As discussed, alkali accelerates hydrogen peroxide’s liberation of oxygen. But almost any contaminant will cause a reaction, and not always a good one. Certain acids can have some unpredictable results if combined with hydrogen peroxide. So it is best not to experiment with any acids “on hand” in any manner, to achieve a desired effect. For example, if one uses acetic acid in an effort to accelerate hydrogen peroxide, some of the reaction will create another compound called peroxyacetic acid. Peracetic (peroxyacetic) acid is a highly corrosive organic peroxide that will bleach out most any dye, and degrade natural fibers. Many people who have used this combination literally bleach out all color and ruin the fibers.
Hydrogen peroxide and ammonium hydroxide: Ammonium hydroxide is among the fastest & controlled means to liberate the oxygen from H2O2.
The addition of heat, while many times a benefit for the action of a reducer, can be very unpredictable when used contrary to the formula's instructions. Heat used with a Reducer, on a stain better removed by oxidation, in some instances, can cause setting. Subsequent use of an oxidizer may then be far less, or not effective.
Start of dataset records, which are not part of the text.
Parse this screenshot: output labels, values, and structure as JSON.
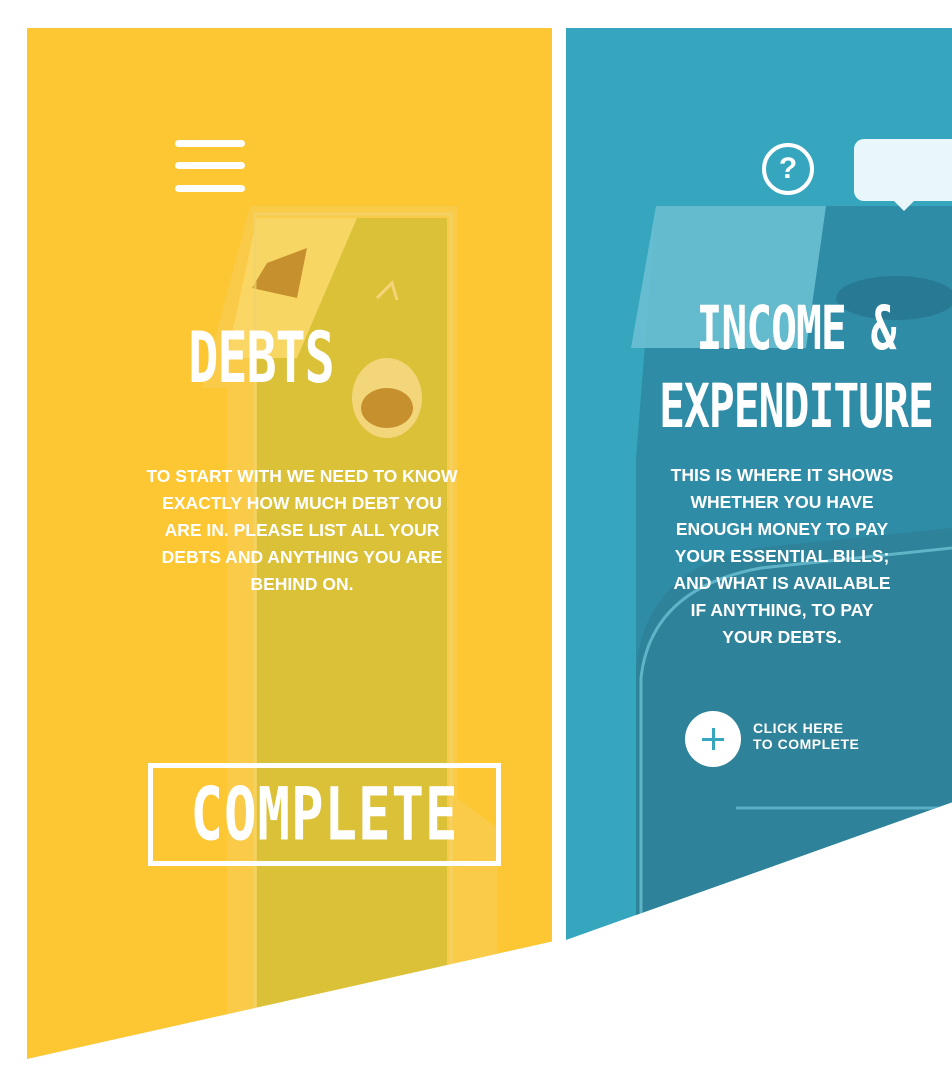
{
  "panels": {
    "debts": {
      "title": "DEBTS",
      "description": "TO START WITH WE NEED TO KNOW EXACTLY HOW MUCH DEBT YOU ARE IN. PLEASE LIST ALL YOUR DEBTS AND ANYTHING YOU ARE BEHIND ON.",
      "status_button": "COMPLETE",
      "step_number": "1",
      "background_color": "#fdc633"
    },
    "income": {
      "title_line1": "INCOME &",
      "title_line2": "EXPENDITURE",
      "description": "THIS IS WHERE IT SHOWS\nWHETHER YOU HAVE\nENOUGH MONEY TO PAY\nYOUR ESSENTIAL BILLS;\nAND WHAT IS AVAILABLE\nIF ANYTHING, TO PAY\nYOUR DEBTS.",
      "add_label": "CLICK HERE\nTO COMPLETE",
      "help_symbol": "?",
      "step_number": "2",
      "background_color": "#35a6be"
    }
  },
  "icons": {
    "menu": "hamburger-icon",
    "help": "question-circle-icon",
    "add": "plus-circle-icon",
    "speech": "speech-bubble-icon"
  }
}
Additionally, heat when used with an oxidizer can lead to partial or total color loss. One should only apply heat to an oxidizer, if the product's instructions specifically indicate that it is correct and safe to do so.
Some fibers, especially natural fibers, require very specialized oxidizers and reducers to allay chemical degradation of fibers (and dyes). Know your products, and the fibers on which they are to be used.
Never, ever, mix an oxidizer and a reducing agent together. Not only will they will not then function, the chemical reaction can be dangerous. Always thoroughly rinse the fibers between switched/different product procedures.